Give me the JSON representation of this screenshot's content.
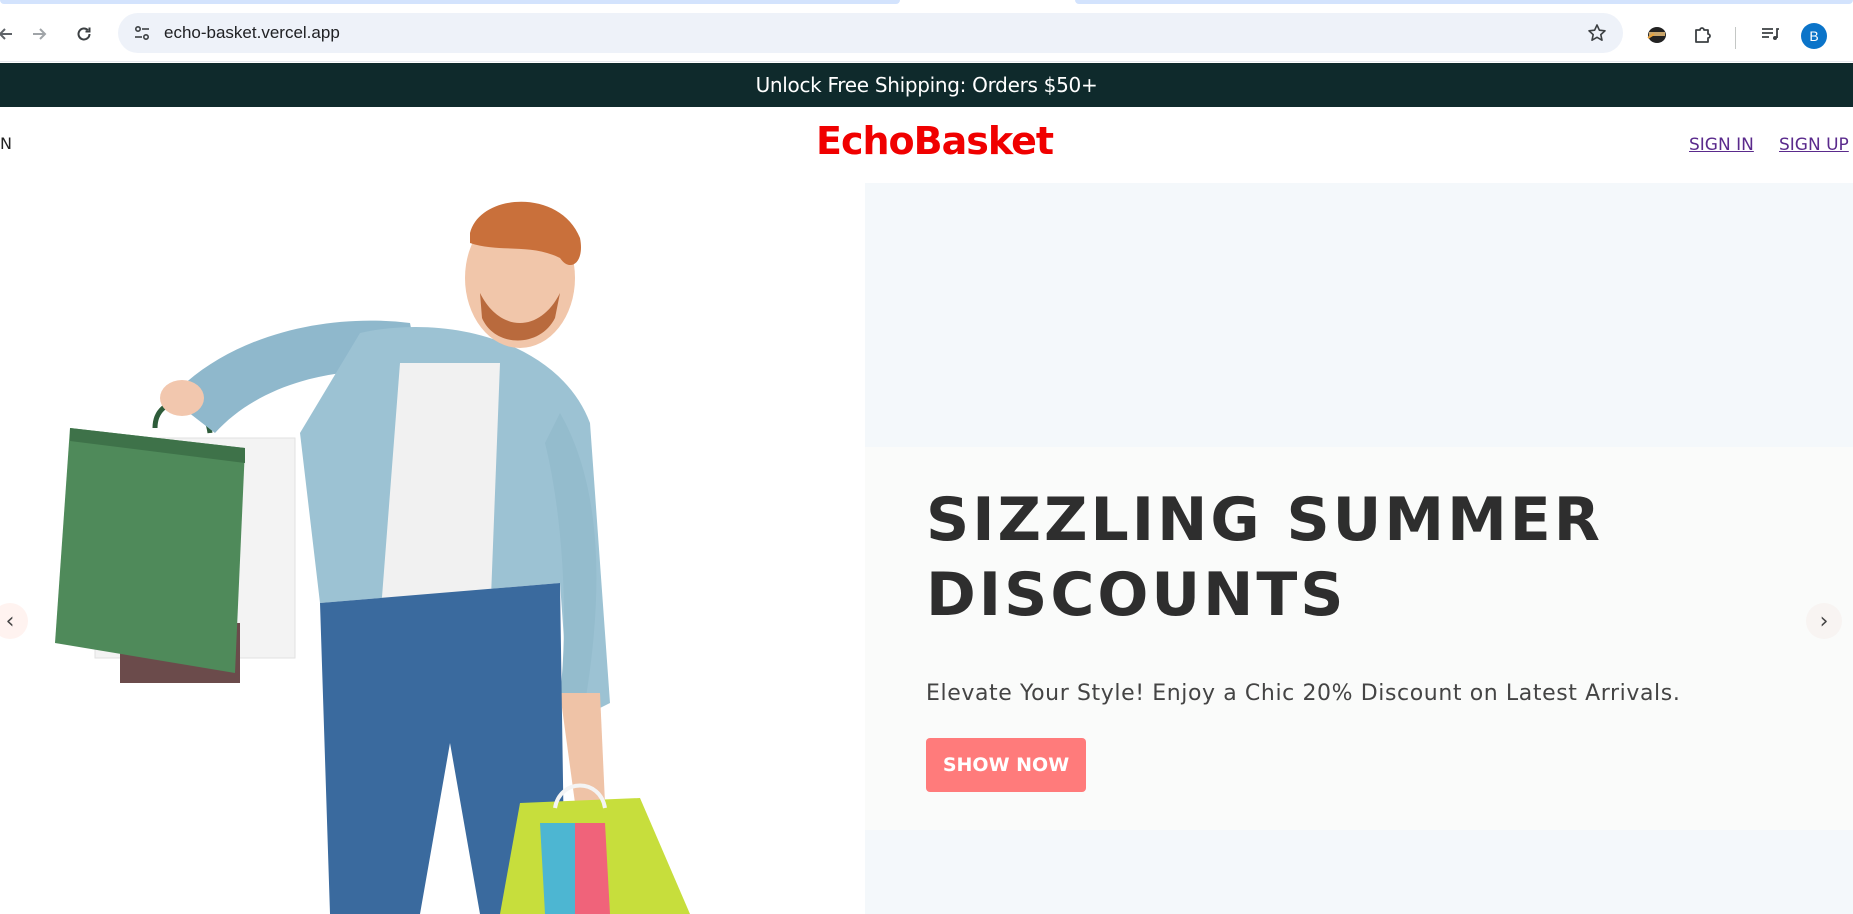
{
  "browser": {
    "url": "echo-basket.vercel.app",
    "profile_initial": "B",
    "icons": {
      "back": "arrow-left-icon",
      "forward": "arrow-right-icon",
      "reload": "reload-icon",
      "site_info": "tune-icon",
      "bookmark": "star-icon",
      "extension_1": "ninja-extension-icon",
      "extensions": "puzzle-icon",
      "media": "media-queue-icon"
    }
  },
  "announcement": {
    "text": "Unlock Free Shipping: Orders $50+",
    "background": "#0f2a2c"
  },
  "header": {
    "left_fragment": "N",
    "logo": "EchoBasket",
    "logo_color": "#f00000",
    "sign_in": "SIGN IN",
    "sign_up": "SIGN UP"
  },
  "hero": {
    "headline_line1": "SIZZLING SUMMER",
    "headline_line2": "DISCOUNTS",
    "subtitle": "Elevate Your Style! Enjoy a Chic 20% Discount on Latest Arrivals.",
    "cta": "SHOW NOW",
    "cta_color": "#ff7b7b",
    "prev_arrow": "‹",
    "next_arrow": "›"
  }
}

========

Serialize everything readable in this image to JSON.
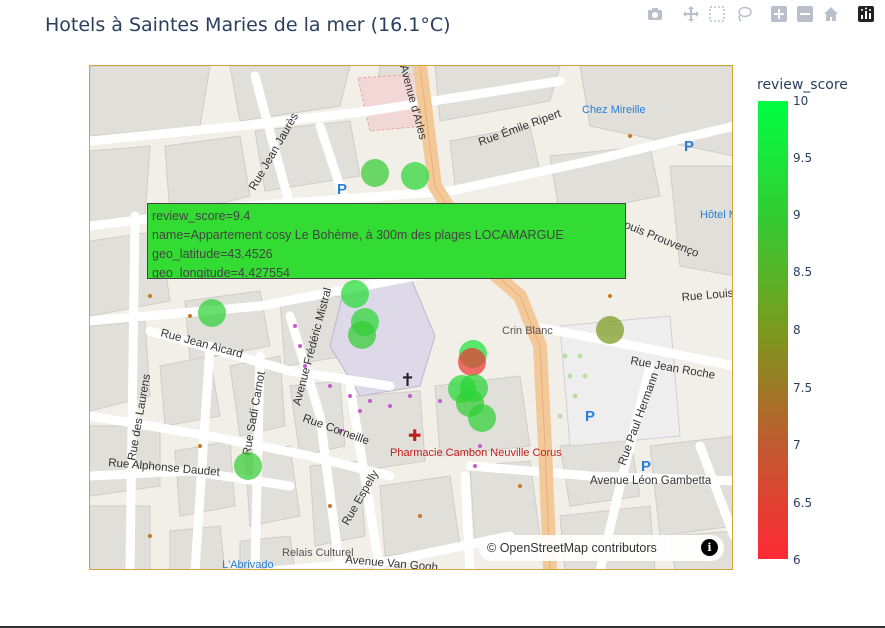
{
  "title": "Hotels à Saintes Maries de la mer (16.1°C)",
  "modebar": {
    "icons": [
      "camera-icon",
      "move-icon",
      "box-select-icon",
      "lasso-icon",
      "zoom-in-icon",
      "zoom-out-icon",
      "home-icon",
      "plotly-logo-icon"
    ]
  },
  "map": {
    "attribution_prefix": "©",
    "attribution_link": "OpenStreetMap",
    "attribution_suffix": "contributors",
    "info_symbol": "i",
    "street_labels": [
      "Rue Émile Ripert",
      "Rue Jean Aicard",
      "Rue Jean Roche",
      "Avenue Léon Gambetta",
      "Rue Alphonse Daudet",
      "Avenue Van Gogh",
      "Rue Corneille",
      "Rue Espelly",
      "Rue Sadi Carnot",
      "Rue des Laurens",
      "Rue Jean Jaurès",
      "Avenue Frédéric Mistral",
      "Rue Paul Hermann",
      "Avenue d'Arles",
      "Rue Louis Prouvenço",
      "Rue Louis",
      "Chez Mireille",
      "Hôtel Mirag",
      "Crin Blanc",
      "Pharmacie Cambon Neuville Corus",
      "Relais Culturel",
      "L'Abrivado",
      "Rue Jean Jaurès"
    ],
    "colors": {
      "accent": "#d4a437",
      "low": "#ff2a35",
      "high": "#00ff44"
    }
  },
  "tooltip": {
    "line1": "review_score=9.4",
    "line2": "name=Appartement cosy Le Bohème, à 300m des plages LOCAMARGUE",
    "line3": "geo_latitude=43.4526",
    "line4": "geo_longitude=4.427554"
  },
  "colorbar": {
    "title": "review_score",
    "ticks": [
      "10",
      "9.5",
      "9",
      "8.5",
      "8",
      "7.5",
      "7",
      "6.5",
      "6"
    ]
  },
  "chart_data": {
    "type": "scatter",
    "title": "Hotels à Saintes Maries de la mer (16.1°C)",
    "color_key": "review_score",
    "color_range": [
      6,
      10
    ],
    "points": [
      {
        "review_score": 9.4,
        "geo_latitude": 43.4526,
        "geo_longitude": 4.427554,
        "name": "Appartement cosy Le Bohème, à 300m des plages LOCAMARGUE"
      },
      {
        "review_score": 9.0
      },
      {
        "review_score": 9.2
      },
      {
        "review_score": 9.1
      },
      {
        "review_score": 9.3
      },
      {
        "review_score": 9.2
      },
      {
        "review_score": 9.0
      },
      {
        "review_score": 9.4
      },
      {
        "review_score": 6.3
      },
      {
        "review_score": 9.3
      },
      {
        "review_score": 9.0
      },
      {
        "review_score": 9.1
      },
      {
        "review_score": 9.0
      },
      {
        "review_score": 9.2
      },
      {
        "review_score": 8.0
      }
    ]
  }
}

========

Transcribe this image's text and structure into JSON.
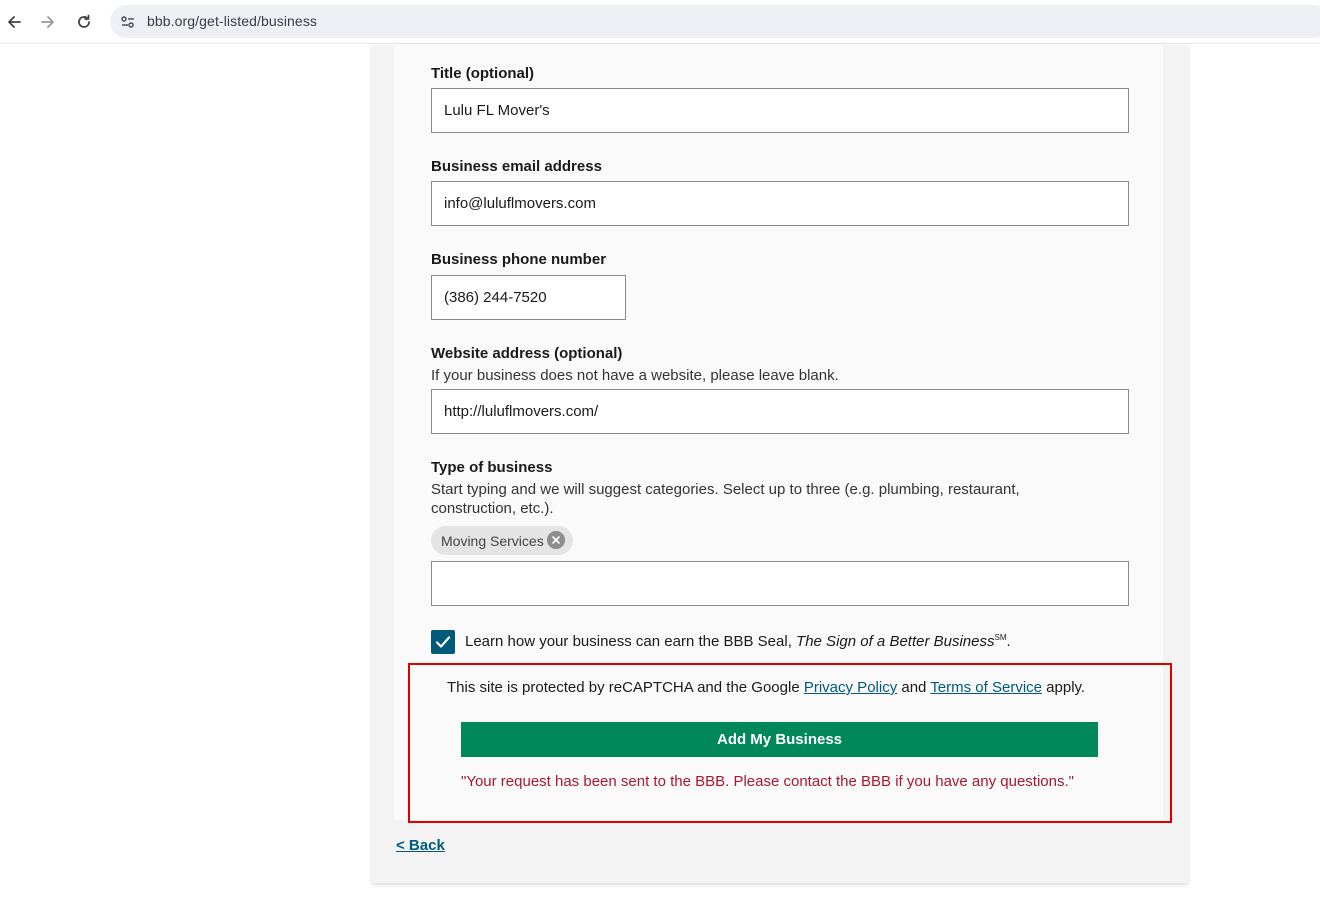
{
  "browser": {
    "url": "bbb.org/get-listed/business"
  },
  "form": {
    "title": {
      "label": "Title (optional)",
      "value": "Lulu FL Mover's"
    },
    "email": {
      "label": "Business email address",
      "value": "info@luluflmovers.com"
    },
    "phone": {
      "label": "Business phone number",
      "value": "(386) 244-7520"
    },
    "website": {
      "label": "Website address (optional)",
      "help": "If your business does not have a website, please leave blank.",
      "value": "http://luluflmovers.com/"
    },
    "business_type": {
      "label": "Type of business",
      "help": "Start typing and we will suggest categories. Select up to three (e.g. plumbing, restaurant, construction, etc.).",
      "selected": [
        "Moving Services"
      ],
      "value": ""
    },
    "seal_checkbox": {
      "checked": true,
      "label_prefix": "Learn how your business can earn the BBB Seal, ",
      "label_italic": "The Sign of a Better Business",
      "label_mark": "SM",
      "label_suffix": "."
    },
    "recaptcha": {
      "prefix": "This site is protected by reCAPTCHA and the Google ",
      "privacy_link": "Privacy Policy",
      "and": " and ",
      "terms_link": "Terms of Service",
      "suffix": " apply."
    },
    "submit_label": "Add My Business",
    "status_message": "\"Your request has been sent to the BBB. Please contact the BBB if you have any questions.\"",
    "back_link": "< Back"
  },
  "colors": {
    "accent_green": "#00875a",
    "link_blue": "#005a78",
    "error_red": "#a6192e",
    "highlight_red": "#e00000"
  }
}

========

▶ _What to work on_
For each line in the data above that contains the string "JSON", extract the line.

▶ _Exercise response_
Give me the JSON representation of this screenshot's content.
Serialize everything readable in this image to JSON.
Transcribe this image's text and structure into JSON.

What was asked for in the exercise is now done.